ADNOC will lift destination restrictions on the sales of Murban crude futures



Abu Dhabi will begin trading futures contracts of its flagship oil grade in what could eventually become a new price benchmark for a fifth of the world’s crude.

Trading in Murban crude futures aims at “strengthening Abu Dhabi’s position as a global energy player,” Crown Prince Mohammed Bin Zayed Al Nahyan said Monday in a Tweet. Government-owned Abu Dhabi National Oil Co. also reported a 7 per cent increase in its oil reserves, expanding the size of commercial deposits in the United Arab Emirates to 105 billion barrels.

As part of the planned futures contract, ADNOC would lift destination restrictions on sales of Murban, enabling buyers to trade or ship it anywhere. Customers are currently obliged to use ADNOC’s crude only at their own refineries.

ADNOC produces about 1.7 million barrels a day of Murban, its best and most abundant grade. It hopes the planned Murban contract will provide a benchmark for exports of crude from the Gulf, which supplies about a fifth of the world’s oil. Most Middle Eastern producers price their crude based on the Oman and Dubai benchmarks.

Trading in Murban crude futures is to start in the second or third quarter of next year on an internationally recognized exchange, ADNOC said in a statement. The introduction of the contract “will enable our customers and other market participants to better price, manage and trade their purchases of Murban,” CEO Sultan Al Jaber said in the statement.
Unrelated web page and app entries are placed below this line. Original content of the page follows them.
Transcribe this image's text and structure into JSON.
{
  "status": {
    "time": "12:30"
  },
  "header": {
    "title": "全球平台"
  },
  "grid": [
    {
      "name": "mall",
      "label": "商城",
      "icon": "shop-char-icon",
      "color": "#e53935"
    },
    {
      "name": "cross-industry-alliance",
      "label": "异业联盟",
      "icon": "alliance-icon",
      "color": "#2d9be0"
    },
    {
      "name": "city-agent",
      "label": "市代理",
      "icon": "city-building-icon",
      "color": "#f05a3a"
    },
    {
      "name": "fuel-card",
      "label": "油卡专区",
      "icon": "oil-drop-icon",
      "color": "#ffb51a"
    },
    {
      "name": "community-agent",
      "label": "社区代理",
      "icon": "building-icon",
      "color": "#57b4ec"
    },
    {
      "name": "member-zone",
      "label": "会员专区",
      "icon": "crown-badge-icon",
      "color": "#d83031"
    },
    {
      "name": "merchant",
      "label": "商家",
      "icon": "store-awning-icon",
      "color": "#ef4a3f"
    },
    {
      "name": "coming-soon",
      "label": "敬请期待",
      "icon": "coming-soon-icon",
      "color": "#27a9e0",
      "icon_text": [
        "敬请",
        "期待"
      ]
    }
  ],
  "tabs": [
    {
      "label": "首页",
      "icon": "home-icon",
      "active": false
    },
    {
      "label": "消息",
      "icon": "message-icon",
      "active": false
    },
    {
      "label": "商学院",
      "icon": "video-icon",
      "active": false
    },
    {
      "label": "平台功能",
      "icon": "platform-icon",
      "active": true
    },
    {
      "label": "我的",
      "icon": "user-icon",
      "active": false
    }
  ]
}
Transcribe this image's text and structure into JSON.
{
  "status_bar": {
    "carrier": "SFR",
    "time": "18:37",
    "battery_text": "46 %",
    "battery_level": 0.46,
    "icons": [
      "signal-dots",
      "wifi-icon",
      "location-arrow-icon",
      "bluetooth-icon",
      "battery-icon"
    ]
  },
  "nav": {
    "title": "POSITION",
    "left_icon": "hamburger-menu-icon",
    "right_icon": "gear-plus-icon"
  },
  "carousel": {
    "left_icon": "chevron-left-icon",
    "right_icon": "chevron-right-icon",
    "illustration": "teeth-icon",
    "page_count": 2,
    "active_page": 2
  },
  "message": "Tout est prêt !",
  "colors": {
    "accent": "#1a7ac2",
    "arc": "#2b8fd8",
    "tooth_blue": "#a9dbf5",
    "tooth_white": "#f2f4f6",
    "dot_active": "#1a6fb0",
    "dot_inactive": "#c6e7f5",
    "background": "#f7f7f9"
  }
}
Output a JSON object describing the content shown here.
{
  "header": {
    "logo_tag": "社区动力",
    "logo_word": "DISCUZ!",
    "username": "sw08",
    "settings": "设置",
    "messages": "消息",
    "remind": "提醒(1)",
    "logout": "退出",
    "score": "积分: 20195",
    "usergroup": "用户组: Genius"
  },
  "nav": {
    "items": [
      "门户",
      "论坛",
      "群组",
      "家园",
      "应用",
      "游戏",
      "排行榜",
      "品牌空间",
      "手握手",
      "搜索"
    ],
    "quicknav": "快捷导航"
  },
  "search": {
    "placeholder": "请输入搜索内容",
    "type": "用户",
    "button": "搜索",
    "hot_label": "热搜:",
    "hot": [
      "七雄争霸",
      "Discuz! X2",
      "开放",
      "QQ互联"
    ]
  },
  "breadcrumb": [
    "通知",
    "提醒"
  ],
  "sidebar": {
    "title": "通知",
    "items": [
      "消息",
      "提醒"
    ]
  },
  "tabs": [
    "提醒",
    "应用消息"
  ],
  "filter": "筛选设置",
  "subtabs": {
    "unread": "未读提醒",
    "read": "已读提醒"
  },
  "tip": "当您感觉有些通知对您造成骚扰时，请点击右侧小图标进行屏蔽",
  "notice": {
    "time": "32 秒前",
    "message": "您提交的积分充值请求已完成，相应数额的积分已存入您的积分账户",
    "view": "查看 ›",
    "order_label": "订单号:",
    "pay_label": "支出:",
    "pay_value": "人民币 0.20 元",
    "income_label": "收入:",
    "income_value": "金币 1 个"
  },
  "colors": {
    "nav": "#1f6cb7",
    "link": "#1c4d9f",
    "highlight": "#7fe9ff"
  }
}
The Murban futures contract would set prices for physical sales of the grade. Until now, ADNOC has set the price for its four crude grades retroactively, one month after shipping the barrels. The company produces Murban from onshore fields, unlike its other grades — Umm Lulu, Das and Upper Zakum — which it pumps at offshore deposits.

Trading platform

ADNOC may try to set up a trading platform for the new contract in Abu Dhabi with Intercontinental Exchange Inc., people with knowledge of the situation said last month. ADNOC hopes to persuade international oil companies and traders to take minority stakes in the new exchange, the people said.

ADNOC raised its estimate for oil reserves by 7 billion barrels to 105 billion, attributing the increase to additional wells and production at new fields, it said. The expansion means the UAE now ranks sixth worldwide in terms of crude reserves, up from seventh, according to data from the US Energy Information Administration. Abu Dhabi holds most of the country’s hydrocarbon deposits.

The company also boosted its gas reserves by 58 trillion standard cubic feet to 273 trillion and announced the discovery of unconventional gas deposits.